Sunday, August 24, 2008

As a follow up to my posts earlier this week, I decided to make my song lists a permanent part of my blog. So, each week I will choose “10 great songs from one great year” (stole that from WDRV – The Drive) and showcase songs that some of you may have heard, others maybe not. Regardless, these songs have always been part of the soundtrack to my life and have had deeper meaning for me over the years. They are in no particular order.

I’ll choose the years at random and if anyone wishes for me to showcase any particular year, simply send me an email letting me know.

10 GREAT SONGS FROM ONE GREAT YEAR – 1981

Her Town Too – James Taylor & J. D. Souther

Two of my favorite vocalists came together to record a song about the pains of separation. Little did I know at the time how right they were.

Arc of a Diver – Steve Winwood

While You See a Chance was the big hit from this album, but this title track from Winwood’s comeback album is still the best song. Effortlessly, indeed.

Empty Cages – Dan Fogelberg

This video is actually from the concert I saw in 1982. Fogelberg’s The Innocent Age was to me the finest album I’d ever listened to. A rare blend of well-written music combined with a “cradle to grave” theme, written with tremendous passion and poetry. Empty Cages finds us near the end as winter sets in and loneliness beckons. Hauntingly beautiful and painfully tragic.

Nothing Ever Goes As PlannedStyx

From the masterpiece Paradise Theater, this is a fun song that showcases Dennis DeYoung’s writing and bright wit.

In Your LetterREO Speedwagon

It seemed REO Speedwagon had been around a long time before they hit it big in 1981, with the release of Hi Infidelity.
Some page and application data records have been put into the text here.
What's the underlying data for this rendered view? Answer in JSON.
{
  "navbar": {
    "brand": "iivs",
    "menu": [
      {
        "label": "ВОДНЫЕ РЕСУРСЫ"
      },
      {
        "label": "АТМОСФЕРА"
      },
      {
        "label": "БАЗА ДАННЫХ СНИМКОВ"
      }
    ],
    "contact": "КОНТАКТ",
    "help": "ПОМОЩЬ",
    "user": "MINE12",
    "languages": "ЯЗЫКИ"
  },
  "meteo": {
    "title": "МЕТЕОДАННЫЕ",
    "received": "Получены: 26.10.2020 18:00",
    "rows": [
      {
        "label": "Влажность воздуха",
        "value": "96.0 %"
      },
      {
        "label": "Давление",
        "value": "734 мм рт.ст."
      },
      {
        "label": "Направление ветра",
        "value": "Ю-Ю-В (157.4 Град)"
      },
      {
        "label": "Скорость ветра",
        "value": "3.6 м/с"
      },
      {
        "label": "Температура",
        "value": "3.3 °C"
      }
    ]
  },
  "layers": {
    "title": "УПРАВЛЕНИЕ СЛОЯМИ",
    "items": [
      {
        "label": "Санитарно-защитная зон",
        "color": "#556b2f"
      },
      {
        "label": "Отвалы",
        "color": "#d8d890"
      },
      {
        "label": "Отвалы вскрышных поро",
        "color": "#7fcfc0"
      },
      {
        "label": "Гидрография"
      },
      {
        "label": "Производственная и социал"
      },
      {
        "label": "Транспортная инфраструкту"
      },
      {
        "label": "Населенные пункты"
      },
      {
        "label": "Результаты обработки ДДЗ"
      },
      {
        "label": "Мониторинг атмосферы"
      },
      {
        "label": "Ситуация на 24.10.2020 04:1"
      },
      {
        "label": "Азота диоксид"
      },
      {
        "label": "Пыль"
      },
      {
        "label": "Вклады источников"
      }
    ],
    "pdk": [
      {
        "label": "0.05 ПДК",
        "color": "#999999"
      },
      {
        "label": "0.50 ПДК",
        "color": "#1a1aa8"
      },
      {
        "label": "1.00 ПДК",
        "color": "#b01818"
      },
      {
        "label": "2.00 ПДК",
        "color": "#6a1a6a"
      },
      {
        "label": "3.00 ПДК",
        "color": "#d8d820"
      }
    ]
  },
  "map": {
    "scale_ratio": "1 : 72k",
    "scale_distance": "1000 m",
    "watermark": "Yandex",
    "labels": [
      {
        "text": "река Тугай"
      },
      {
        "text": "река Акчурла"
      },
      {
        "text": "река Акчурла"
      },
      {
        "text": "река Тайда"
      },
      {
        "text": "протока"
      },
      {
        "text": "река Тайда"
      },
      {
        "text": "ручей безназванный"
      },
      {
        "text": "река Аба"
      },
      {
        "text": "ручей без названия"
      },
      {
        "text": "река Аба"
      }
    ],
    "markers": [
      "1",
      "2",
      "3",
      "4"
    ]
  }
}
In Your Letter fused the arena rock sound that REO became known for with a ‘50’s doo-wop feel. Maybe not the best song on the LP, but definitely the catchiest.

Time Out Of Mind – Steely Dan

Steely Dan was coming off their best selling album, Aja, as well as their best selling single, FM. However, while the follow up LP sold well, they could not recreate the originality of their past release. Time Out of Mind was the follow up single to Hey, Nineteen, and although I always liked this song, it did not measure up commercially.

Gemini Dream – The Moody Blues

The Moody Blues came back in a big way in 1981 with two major hits, The Voice and Gemini Dream. Changing their style from a poetic, mellow harmony-based band to a more electronic Jeff Lynne (ELO) style proved commercially successful for the band. But it seemed as if they sold their soul to the highest bidder.

Twilight/Yours Truly 2095 – Electric Light Orchestra

Jeff Lynne reshaped ELO from a strings-based, quasi-operatic band to an outside-the-disco-edge-band to a three-piece, techno-electronic rock band in three albums. Time turned out to be his most original and impressive body of work. Focusing on a futuristic theme, the songs wove together a warning for future generations about the power and corruption the future might hold.

Lunatic Fringe – Red Rider

While this song charted briefly upon release (especially on AOR stations), it wasn’t until the release of the movie “Vision Quest” that the song became popular on mainstream radio (1985). Nonetheless, it did receive significant airplay in the early days of MTV and is a great rock song.

2 comments:

said...

5 out of 10 ain't bad...though I am virtually certain that "Time Out of Mind" is from the year before...

Sher said...

Aw man! Are my ears bleeding yet? Just look at all the stuff I'll have to look up with you expanding my musical universe.
Calvin Doing homework face to you.